Autism legislation passed by Democrats in the state House but once dead in the water in the Republican-controlled Senate will get a second look Tuesday after pressure from Michigan's lieutenant governor-elect, Rep. Brian Calley of Portland, whose daughter is diagnosed with the complex neurobiological disorder.
The House legislation would require insurance companies to cover autism therapies, which can cost as much as $50,000 annually. According to the Autism Society, 23 states have adopted similar reforms.
Calley released an emotional YouTube video this week [see November 23 post] in which he vows he "will no longer remain silent" on the need for autism insurance reform, which he says can save the state money.

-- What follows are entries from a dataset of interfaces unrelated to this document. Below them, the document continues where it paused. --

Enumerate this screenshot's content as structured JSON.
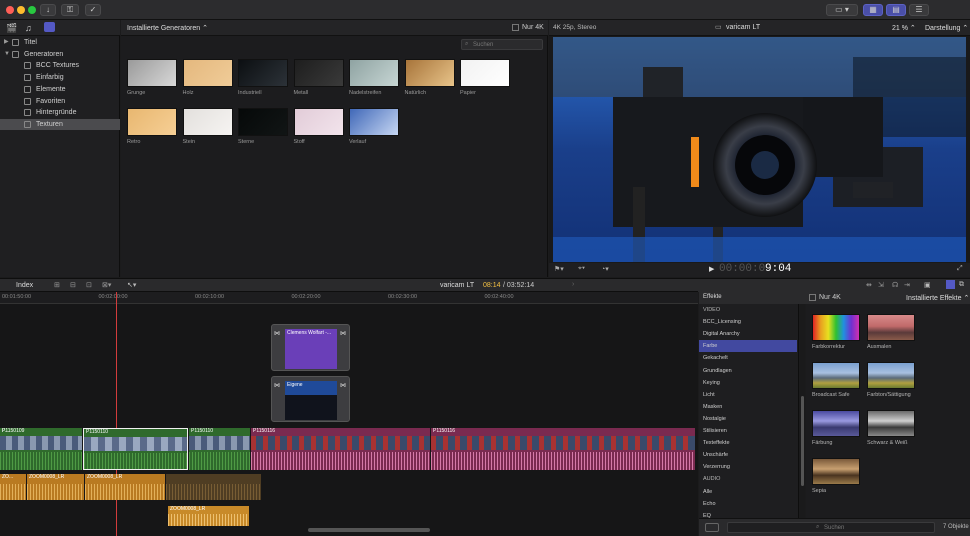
{
  "toolbar": {
    "icons": [
      "import-icon",
      "key-icon",
      "check-icon",
      "speech-icon",
      "grid-icon",
      "filmstrip-icon",
      "sliders-icon"
    ]
  },
  "sidebar": {
    "items": [
      {
        "label": "Titel",
        "level": 0,
        "expanded": false
      },
      {
        "label": "Generatoren",
        "level": 0,
        "expanded": true
      },
      {
        "label": "BCC Textures",
        "level": 1
      },
      {
        "label": "Einfarbig",
        "level": 1
      },
      {
        "label": "Elemente",
        "level": 1
      },
      {
        "label": "Favoriten",
        "level": 1
      },
      {
        "label": "Hintergründe",
        "level": 1
      },
      {
        "label": "Texturen",
        "level": 1,
        "selected": true
      }
    ]
  },
  "browser": {
    "filter_label": "Installierte Generatoren",
    "only4k_label": "Nur 4K",
    "search_placeholder": "Suchen",
    "thumbs": [
      {
        "label": "Grunge",
        "color1": "#9a9a9a",
        "color2": "#d8d8d8"
      },
      {
        "label": "Holz",
        "color1": "#e4b87e",
        "color2": "#f0cc98"
      },
      {
        "label": "Industriell",
        "color1": "#0c0f12",
        "color2": "#2c3238"
      },
      {
        "label": "Metall",
        "color1": "#1e1e1e",
        "color2": "#3a3a3a"
      },
      {
        "label": "Nadelstreifen",
        "color1": "#8fa3a2",
        "color2": "#c7d6d4"
      },
      {
        "label": "Natürlich",
        "color1": "#a7743a",
        "color2": "#e8c48a"
      },
      {
        "label": "Papier",
        "color1": "#f2f2f2",
        "color2": "#ffffff"
      },
      {
        "label": "Retro",
        "color1": "#e8b770",
        "color2": "#f6cf95"
      },
      {
        "label": "Stein",
        "color1": "#e3e0dd",
        "color2": "#f6f4f2"
      },
      {
        "label": "Sterne",
        "color1": "#060909",
        "color2": "#111515"
      },
      {
        "label": "Stoff",
        "color1": "#e2ccd8",
        "color2": "#f2e4ec"
      },
      {
        "label": "Verlauf",
        "color1": "#4068b8",
        "color2": "#c7d7f3"
      }
    ]
  },
  "viewer": {
    "format": "4K 25p, Stereo",
    "project": "varicam LT",
    "zoom": "21 %",
    "display_label": "Darstellung",
    "timecode_dim": "00:00:0",
    "timecode_bright": "9:04"
  },
  "timeline": {
    "index_label": "Index",
    "project": "varicam LT",
    "position": "08:14",
    "duration": "/ 03:52:14",
    "ruler": [
      "00:01:50:00",
      "00:02:00:00",
      "00:02:10:00",
      "00:02:20:00",
      "00:02:30:00",
      "00:02:40:00"
    ],
    "connected_clips": [
      {
        "name": "Clemens Wolfart -...",
        "color": "#6a3fb8"
      },
      {
        "name": "Eigene",
        "color": "#10131c"
      }
    ],
    "video_clips": [
      "P...",
      "P1150109",
      "P1150110",
      "P1150110",
      "P1150116",
      "P1150116"
    ],
    "audio_clips": [
      "ZO...",
      "ZOOM0008_LR",
      "ZOOM0008_LR",
      "ZOOM0008_LR"
    ]
  },
  "effects": {
    "header_label": "Effekte",
    "only4k_label": "Nur 4K",
    "installed_label": "Installierte Effekte",
    "categories": [
      {
        "label": "VIDEO",
        "type": "hdr"
      },
      {
        "label": "BCC_Licensing"
      },
      {
        "label": "Digital Anarchy"
      },
      {
        "label": "Farbe",
        "selected": true
      },
      {
        "label": "Gekachelt"
      },
      {
        "label": "Grundlagen"
      },
      {
        "label": "Keying"
      },
      {
        "label": "Licht"
      },
      {
        "label": "Masken"
      },
      {
        "label": "Nostalgie"
      },
      {
        "label": "Stilisieren"
      },
      {
        "label": "Texteffekte"
      },
      {
        "label": "Unschärfe"
      },
      {
        "label": "Verzerrung"
      },
      {
        "label": "AUDIO",
        "type": "hdr"
      },
      {
        "label": "Alle"
      },
      {
        "label": "Echo"
      },
      {
        "label": "EQ"
      }
    ],
    "items": [
      {
        "label": "Farbkorrektur",
        "style": "spectrum"
      },
      {
        "label": "Ausmalen",
        "style": "dusk"
      },
      {
        "label": "Broadcast Safe",
        "style": "mountain"
      },
      {
        "label": "Farbton/Sättigung",
        "style": "mountain"
      },
      {
        "label": "Färbung",
        "style": "violet"
      },
      {
        "label": "Schwarz & Weiß",
        "style": "bw"
      },
      {
        "label": "Sepia",
        "style": "sepia"
      }
    ],
    "search_placeholder": "Suchen",
    "count": "7 Objekte"
  }
}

Matt Marsden , spokesman for Senate Majority Leader Mike Bishop , said the issue will get a hearing — at which Calley will speak — before the Senate Republican Caucus next week.

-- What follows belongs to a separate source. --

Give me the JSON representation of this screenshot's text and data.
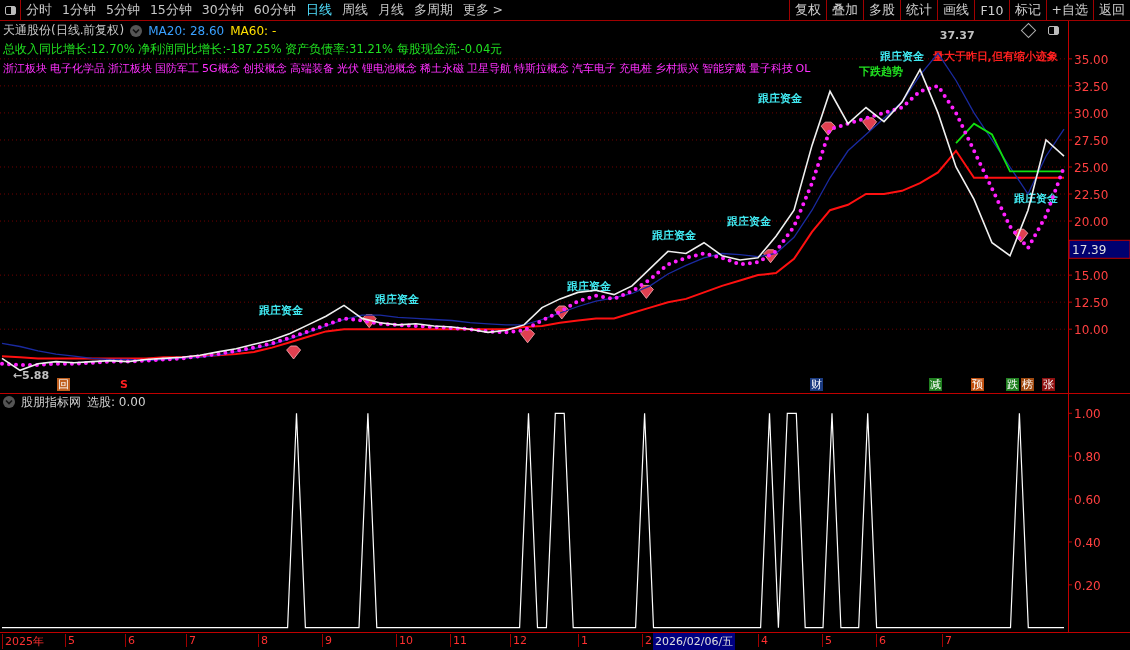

Sen. Randy Richardville , the majority leader-elect who co-chaired hearings on autism last summer, said the House-passed legislation is unacceptable because it mandates insurance coverage. He wants to look at alternatives, such as riders on insurance policies, and would impose dollar limits on the cost of care.